The Sitka Community Development Corporation is trying to rebuild momentum for affordable housing in town.
The organization is also working on ideas to ensure its own sustainability.
Board chair Greg Reynolds says the SCDC has been surviving off of its savings lately, and has been exploring ways to generate some revenue.
He asked the Sawmill Cove board of directors recently if there was land available at the park for a “materials reuse center” – sort of a White E for builders.
“And it just seems like an idea – Sitka being a world-class garage sale town – that people would make use of it. There are lots of materials that get shipped out in the garbage stream.”
Reynolds says there will be no retail storefront, just a couple of shipping containers at first, possibly covered by a roof, and surrounded by a fence.
Reynolds is a builder himself. He says there’s a broad spectrum of stuff leaving town that – with some screening – could be put to good use.
“Whatever people want to get rid of. Some contractors take a large amount of material down to the transfer station and just throw it away. Whatever we can get: 2×4’s, plywood, some people by excess materials. Individuals, too. I’ve got a pile of things that could be sold in a reuse center in my basement that I’ve been saving. I talk to people and they say, Oh yeah, I’ve got boxes of nails, this and that, this old window we could donate. So we’ll look far and wide.”
Reynolds thinks that ultimately, the materials reuse center may support a half-time position. The SCDC has not made any formal agreement yet with Sawmill Cove. Park staff is preparing proposals for a couple of sites that might suit the project.
And until that half-time position is created, the person you might see working at a future materials re-use center is assembly member Mim McConnell. McConnell serves as the unpaid director of the SCDC.
The SCDC was formed in 2006, as community leaders developed strategies to address the growing gap between average incomes and the cost of housing.
After a planned development on the old city shops land failed to win federal tax credits a few years ago, that effort flagged. Now, McConnell and the SCDC are on a new tack: Community Land Trusts, or CLT’s.
“It brings down the cost of a home, because they don’t have to pay for the land that the house is sitting on. In Sitka that is a huge deal, because as everyone knows who’s looked around, land prices are so high here. And we’ve just seen that at the assembly table.”
McConnell is referring to the recent auction of nine lots in the new Jacobs Circle subdivision in the Benchlands, with starting prices ranging from $99,000 to $164,000. No bidders showed up.
Community Land Trusts are widespread in the lower forty-eight. McConnell says the model has been used in retirement communities, and in other settings, where housing is the primary goal – rather than, say, building retirement savings.
Community Land Trusts operate outside of normal market forces.
“It’s an effective tool to help people get a home of their own. And they can sell it again, but it’s tied to the median income in town, and you can never speculate on a house like this. You’re not allowed to do that.”
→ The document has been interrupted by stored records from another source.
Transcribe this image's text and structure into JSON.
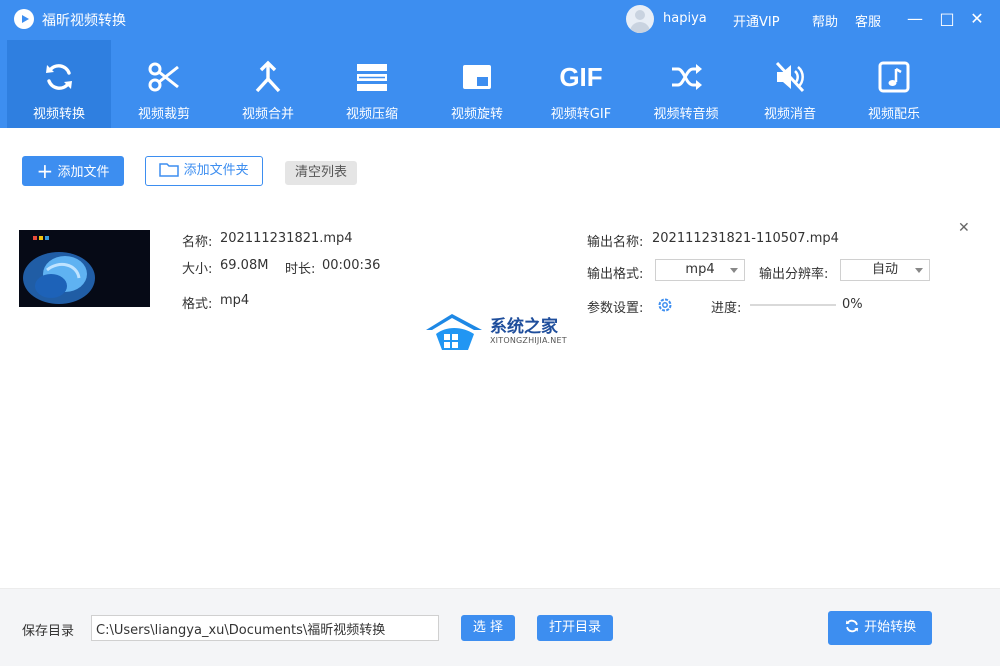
{
  "window": {
    "title": "福昕视频转换",
    "username": "hapiya",
    "links": [
      "开通VIP",
      "帮助",
      "客服"
    ],
    "controls": [
      "—",
      "□",
      "✕"
    ]
  },
  "toolbar": {
    "items": [
      {
        "label": "视频转换",
        "icon": "convert-icon",
        "active": true
      },
      {
        "label": "视频裁剪",
        "icon": "scissors-icon",
        "active": false
      },
      {
        "label": "视频合并",
        "icon": "merge-icon",
        "active": false
      },
      {
        "label": "视频压缩",
        "icon": "compress-icon",
        "active": false
      },
      {
        "label": "视频旋转",
        "icon": "rotate-icon",
        "active": false
      },
      {
        "label": "视频转GIF",
        "icon": "gif-icon",
        "active": false
      },
      {
        "label": "视频转音频",
        "icon": "shuffle-icon",
        "active": false
      },
      {
        "label": "视频消音",
        "icon": "mute-icon",
        "active": false
      },
      {
        "label": "视频配乐",
        "icon": "music-icon",
        "active": false
      }
    ],
    "gif_glyph": "GIF"
  },
  "actions": {
    "add_file": "添加文件",
    "add_folder": "添加文件夹",
    "clear_list": "清空列表"
  },
  "file": {
    "name_label": "名称:",
    "name": "202111231821.mp4",
    "size_label": "大小:",
    "size": "69.08M",
    "duration_label": "时长:",
    "duration": "00:00:36",
    "format_label": "格式:",
    "format": "mp4",
    "output_name_label": "输出名称:",
    "output_name": "202111231821-110507.mp4",
    "output_format_label": "输出格式:",
    "output_format": "mp4",
    "output_resolution_label": "输出分辨率:",
    "output_resolution": "自动",
    "params_label": "参数设置:",
    "progress_label": "进度:",
    "progress_text": "0%",
    "progress_value": 0
  },
  "watermark": {
    "text": "系统之家",
    "sub": "XITONGZHIJIA.NET"
  },
  "bottom": {
    "save_dir_label": "保存目录",
    "save_dir": "C:\\Users\\liangya_xu\\Documents\\福昕视频转换",
    "choose": "选 择",
    "open_dir": "打开目录",
    "start": "开始转换"
  },
  "colors": {
    "accent": "#3d8ef0",
    "accent_dark": "#2f7fe0"
  }
}
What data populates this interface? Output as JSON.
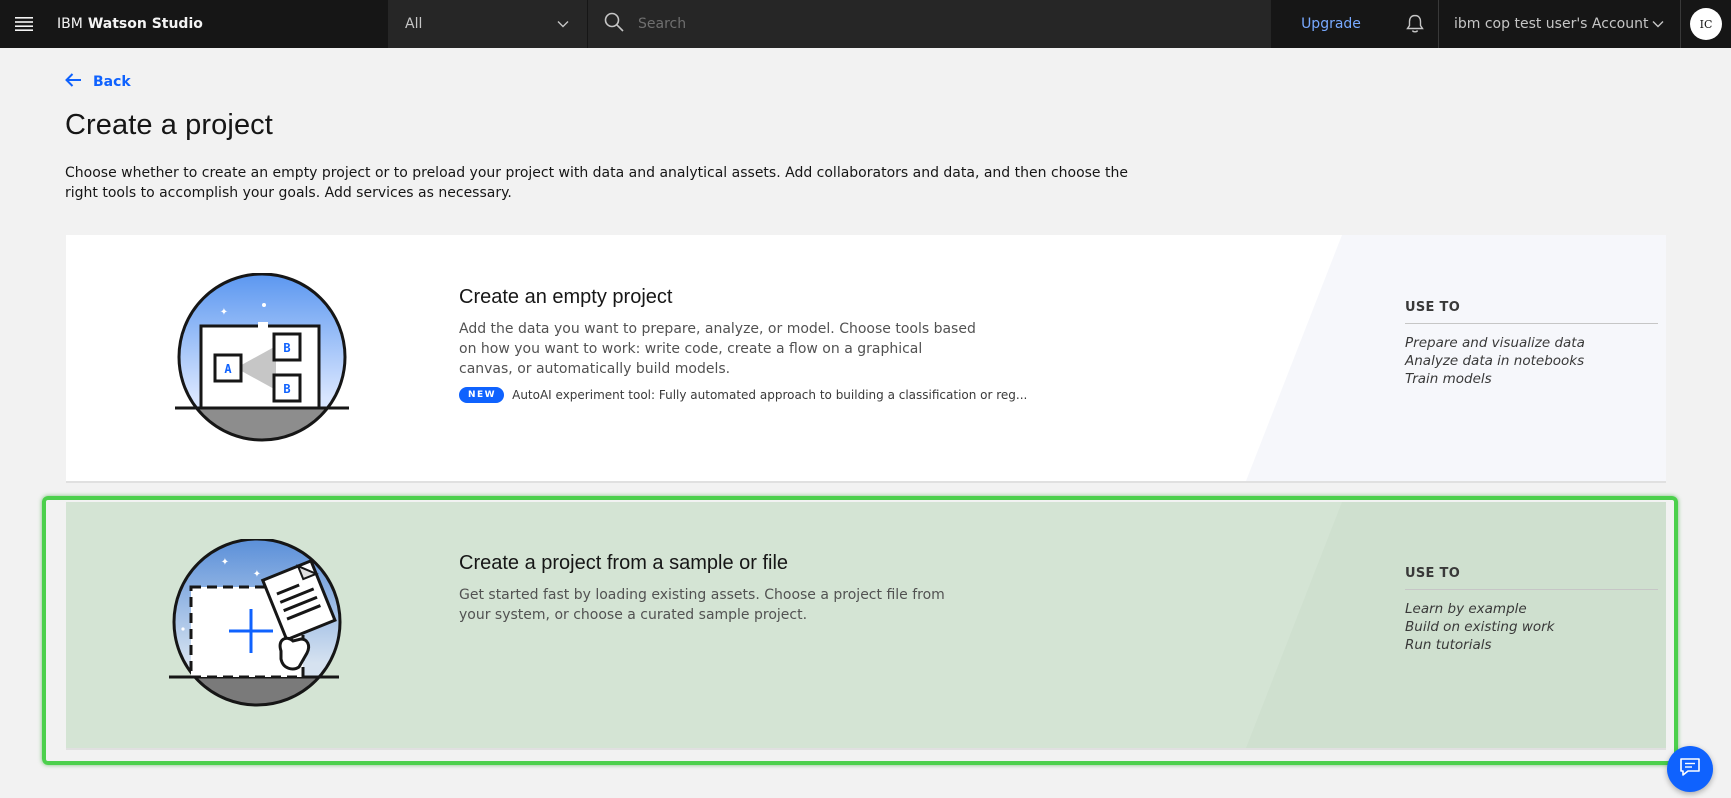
{
  "header": {
    "brand_prefix": "IBM",
    "brand_name": "Watson Studio",
    "scope_value": "All",
    "search_placeholder": "Search",
    "upgrade_label": "Upgrade",
    "account_name": "ibm cop test user's Account",
    "avatar_initials": "IC"
  },
  "page": {
    "back_label": "Back",
    "title": "Create a project",
    "description": "Choose whether to create an empty project or to preload your project with data and analytical assets. Add collaborators and data, and then choose the right tools to accomplish your goals. Add services as necessary."
  },
  "cards": [
    {
      "title": "Create an empty project",
      "description": "Add the data you want to prepare, analyze, or model. Choose tools based on how you want to work: write code, create a flow on a graphical canvas, or automatically build models.",
      "badge": "NEW",
      "badge_text": "AutoAI experiment tool: Fully automated approach to building a classification or reg...",
      "use_to_heading": "USE TO",
      "use_to_items": [
        "Prepare and visualize data",
        "Analyze data in notebooks",
        "Train models"
      ]
    },
    {
      "title": "Create a project from a sample or file",
      "description": "Get started fast by loading existing assets. Choose a project file from your system, or choose a curated sample project.",
      "use_to_heading": "USE TO",
      "use_to_items": [
        "Learn by example",
        "Build on existing work",
        "Run tutorials"
      ]
    }
  ],
  "colors": {
    "accent": "#0f62fe",
    "selection_outline": "#4cd04c",
    "header_bg": "#161616"
  }
}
McConnell attended a national CLT conference in Seattle earlier this fall and says she learned a lot. The SCDC is exploring a number of possibilities around town. A Community Land Trust can be built from scratch on donated land, or it can purchase existing homes and convert them into a trust.
Board chair Reynolds says it’s all about closing the gap between what regular people in Sitka can pay and what they can afford.
“The ratio of median income to starter-home price used to be 1:2 or 1:3. Now it’s 1:6. We’re trying to bring it down to 1:3.”
Reynolds says the SCDC is planning to hold some community forums on the issue in the new year.